A year later, British explorer Wally Herbert made history by becoming the first person to reach the North Pole on foot. His expedition, which commenced from Alaska and concluded in Spitsbergen, was a remarkable feat of endurance and navigation, solidifying Herbert’s place as a key figure in polar exploration at the time.
The Soviet Expeditions
In the years following Plaisted’s journey, the Soviet Union also made significant contributions to Arctic exploration. Starting in 1978, the Soviets established a series of drifting ice stations, known as “North Pole” stations, which facilitated a continuous human presence in the high Arctic. These stations played a crucial role in scientific research and also in confirming the feasibility of reaching the North Pole overland. Soviet icebreakers, such as the Arktika in 1977, further demonstrated the capability of surface vehicles to reach the geographic North Pole.
Modern Expeditions and Technological Advancements
With advancements in technology and navigation, reaching the North Pole became more accessible, yet remained a formidable challenge. Modern expeditions have utilised a range of methods, from traditional dog sleds to advanced GPS systems, which can more definitively confirm their arrival at the Pole.
Frozen in Time: The First Man to Reach the North Pole

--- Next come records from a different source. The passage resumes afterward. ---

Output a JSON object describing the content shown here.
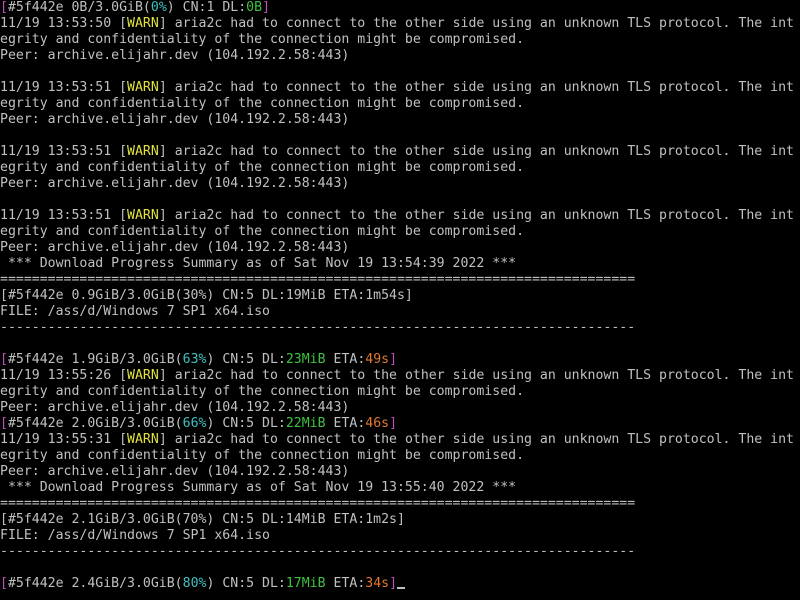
{
  "colors": {
    "default": "#c0c0c0",
    "magenta": "#c050c0",
    "yellow": "#e0e040",
    "green": "#40c040",
    "cyan": "#40c0c0",
    "orange": "#e07830"
  },
  "terminal": {
    "lines": [
      [
        {
          "t": "[",
          "c": "magenta"
        },
        {
          "t": "#5f442e 0B/3.0GiB("
        },
        {
          "t": "0%",
          "c": "cyan"
        },
        {
          "t": ") CN:1 DL:"
        },
        {
          "t": "0B",
          "c": "green"
        },
        {
          "t": "]",
          "c": "magenta"
        }
      ],
      [
        {
          "t": "11/19 13:53:50 ["
        },
        {
          "t": "WARN",
          "c": "yellow"
        },
        {
          "t": "] aria2c had to connect to the other side using an unknown TLS protocol. The int"
        }
      ],
      [
        {
          "t": "egrity and confidentiality of the connection might be compromised."
        }
      ],
      [
        {
          "t": "Peer: archive.elijahr.dev (104.192.2.58:443)"
        }
      ],
      [],
      [
        {
          "t": "11/19 13:53:51 ["
        },
        {
          "t": "WARN",
          "c": "yellow"
        },
        {
          "t": "] aria2c had to connect to the other side using an unknown TLS protocol. The int"
        }
      ],
      [
        {
          "t": "egrity and confidentiality of the connection might be compromised."
        }
      ],
      [
        {
          "t": "Peer: archive.elijahr.dev (104.192.2.58:443)"
        }
      ],
      [],
      [
        {
          "t": "11/19 13:53:51 ["
        },
        {
          "t": "WARN",
          "c": "yellow"
        },
        {
          "t": "] aria2c had to connect to the other side using an unknown TLS protocol. The int"
        }
      ],
      [
        {
          "t": "egrity and confidentiality of the connection might be compromised."
        }
      ],
      [
        {
          "t": "Peer: archive.elijahr.dev (104.192.2.58:443)"
        }
      ],
      [],
      [
        {
          "t": "11/19 13:53:51 ["
        },
        {
          "t": "WARN",
          "c": "yellow"
        },
        {
          "t": "] aria2c had to connect to the other side using an unknown TLS protocol. The int"
        }
      ],
      [
        {
          "t": "egrity and confidentiality of the connection might be compromised."
        }
      ],
      [
        {
          "t": "Peer: archive.elijahr.dev (104.192.2.58:443)"
        }
      ],
      [
        {
          "t": " *** Download Progress Summary as of Sat Nov 19 13:54:39 2022 ***"
        }
      ],
      [
        {
          "t": "================================================================================"
        }
      ],
      [
        {
          "t": "[#5f442e 0.9GiB/3.0GiB(30%) CN:5 DL:19MiB ETA:1m54s]"
        }
      ],
      [
        {
          "t": "FILE: /ass/d/Windows 7 SP1 x64.iso"
        }
      ],
      [
        {
          "t": "--------------------------------------------------------------------------------"
        }
      ],
      [],
      [
        {
          "t": "[",
          "c": "magenta"
        },
        {
          "t": "#5f442e 1.9GiB/3.0GiB("
        },
        {
          "t": "63%",
          "c": "cyan"
        },
        {
          "t": ") CN:5 DL:"
        },
        {
          "t": "23MiB",
          "c": "green"
        },
        {
          "t": " ETA:"
        },
        {
          "t": "49s",
          "c": "orange"
        },
        {
          "t": "]",
          "c": "magenta"
        }
      ],
      [
        {
          "t": "11/19 13:55:26 ["
        },
        {
          "t": "WARN",
          "c": "yellow"
        },
        {
          "t": "] aria2c had to connect to the other side using an unknown TLS protocol. The int"
        }
      ],
      [
        {
          "t": "egrity and confidentiality of the connection might be compromised."
        }
      ],
      [
        {
          "t": "Peer: archive.elijahr.dev (104.192.2.58:443)"
        }
      ],
      [
        {
          "t": "[",
          "c": "magenta"
        },
        {
          "t": "#5f442e 2.0GiB/3.0GiB("
        },
        {
          "t": "66%",
          "c": "cyan"
        },
        {
          "t": ") CN:5 DL:"
        },
        {
          "t": "22MiB",
          "c": "green"
        },
        {
          "t": " ETA:"
        },
        {
          "t": "46s",
          "c": "orange"
        },
        {
          "t": "]",
          "c": "magenta"
        }
      ],
      [
        {
          "t": "11/19 13:55:31 ["
        },
        {
          "t": "WARN",
          "c": "yellow"
        },
        {
          "t": "] aria2c had to connect to the other side using an unknown TLS protocol. The int"
        }
      ],
      [
        {
          "t": "egrity and confidentiality of the connection might be compromised."
        }
      ],
      [
        {
          "t": "Peer: archive.elijahr.dev (104.192.2.58:443)"
        }
      ],
      [
        {
          "t": " *** Download Progress Summary as of Sat Nov 19 13:55:40 2022 ***"
        }
      ],
      [
        {
          "t": "================================================================================"
        }
      ],
      [
        {
          "t": "[#5f442e 2.1GiB/3.0GiB(70%) CN:5 DL:14MiB ETA:1m2s]"
        }
      ],
      [
        {
          "t": "FILE: /ass/d/Windows 7 SP1 x64.iso"
        }
      ],
      [
        {
          "t": "--------------------------------------------------------------------------------"
        }
      ],
      [],
      [
        {
          "t": "[",
          "c": "magenta"
        },
        {
          "t": "#5f442e 2.4GiB/3.0GiB("
        },
        {
          "t": "80%",
          "c": "cyan"
        },
        {
          "t": ") CN:5 DL:"
        },
        {
          "t": "17MiB",
          "c": "green"
        },
        {
          "t": " ETA:"
        },
        {
          "t": "34s",
          "c": "orange"
        },
        {
          "t": "]",
          "c": "magenta"
        }
      ]
    ]
  }
}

The debate over who was the first person to reach the North Pole remains one of the most enduring controversies in the annals of exploration. This ongoing question not only illustrates the difficulties encountered in early Arctic expeditions but also reflects the intertwined roles of politics, ambition, and the quest for glory that were undeniable aspects of early polar exploration.